On Meet the Press today, the vice president discussed the administration's position in the same-sex marriage debate.

"The good news is that as more and more Americans become to understand what this is all about is a simple proposition," he said. "Who do you love?  Who do you love?  And will you be loyal to the person you love?  And that's what people are finding out is what -- what all marriages, at their root, are about."

An aide pointed to the administration's efforts to challenge the Defense of Marriage Act and said that the vice president's comments only reiterated Obama's past support for "committed and loving same-sex couples."

"The vice president was saying what the president has said previously -- that committed and loving same-sex couples deserve the same rights and protections enjoyed by all Americans, and that we oppose any effort to roll back those rights," the aide said. "That's why we stopped defending the constitutionality of Section 3 of the Defense of Marriage Act in legal challenges and support legislation to repeal it.  Beyond that, the vice president was expressing that he too is evolving on the issue, after meeting so many committed couples and families in this country."

Section 3 is the section defines marriage for federal purposes as between one man and one woman.

Biden, who twice ran for president before accepting the job of Obama's second-in-command, pushed back on persistent speculation that he could be replaced on the 2012 ticket by Secretary of State Hillary Clinton. "There's no way out.  I mean, they've already printed Obama-Biden!" he said.

And he quipped Sunday that he and one-time rival Clinton may run on a joint ticket in 2016.

"I think we may run as a team," he said, quickly noting that he was joking.

"I don't know whether I'm gonna run," he added. "And Hillary doesn't know whether she's gonna run."

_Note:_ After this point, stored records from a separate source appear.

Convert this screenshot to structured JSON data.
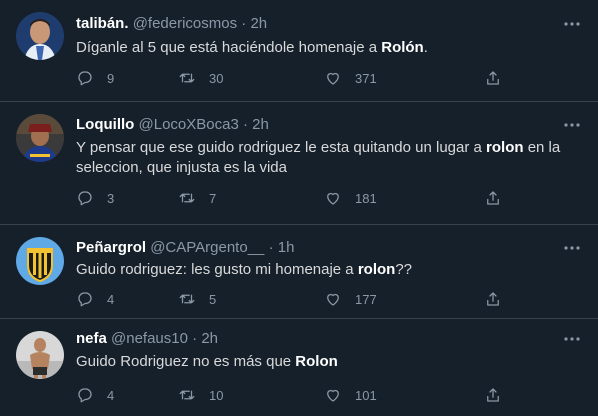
{
  "tweets": [
    {
      "name": "talibán.",
      "handle": "@federicosmos",
      "time": "2h",
      "sep": "·",
      "text_pre": "Díganle al 5 que está haciéndole homenaje a ",
      "text_bold": "Rolón",
      "text_post": ".",
      "replies": "9",
      "retweets": "30",
      "likes": "371"
    },
    {
      "name": "Loquillo",
      "handle": "@LocoXBoca3",
      "time": "2h",
      "sep": "·",
      "text_pre": "Y pensar que ese guido rodriguez le esta quitando un lugar a ",
      "text_bold": "rolon",
      "text_post": " en la seleccion, que injusta es la vida",
      "replies": "3",
      "retweets": "7",
      "likes": "181"
    },
    {
      "name": "Peñargrol",
      "handle": "@CAPArgento__",
      "time": "1h",
      "sep": "·",
      "text_pre": "Guido rodriguez: les gusto mi homenaje a ",
      "text_bold": "rolon",
      "text_post": "??",
      "replies": "4",
      "retweets": "5",
      "likes": "177"
    },
    {
      "name": "nefa",
      "handle": "@nefaus10",
      "time": "2h",
      "sep": "·",
      "text_pre": "Guido Rodriguez no es más que ",
      "text_bold": "Rolon",
      "text_post": "",
      "replies": "4",
      "retweets": "10",
      "likes": "101"
    }
  ],
  "colors": {
    "background": "#15202b",
    "divider": "#38444d",
    "secondary_text": "#8b98a5",
    "primary_text": "#d9d9d9"
  },
  "icons": [
    "reply-icon",
    "retweet-icon",
    "like-icon",
    "share-icon",
    "more-icon"
  ]
}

Human Rights Campaign, an advocacy group for gay, lesbian, bisexual and transgender rights, said it was encouraged by Biden's comments. Biden "rightly articulated that loving and committed gay and lesbian couples should be treated equally," President Joe Solmonese said in a statement. "Now is the time for President Obama to speak out for full marriage equality for same-sex couples."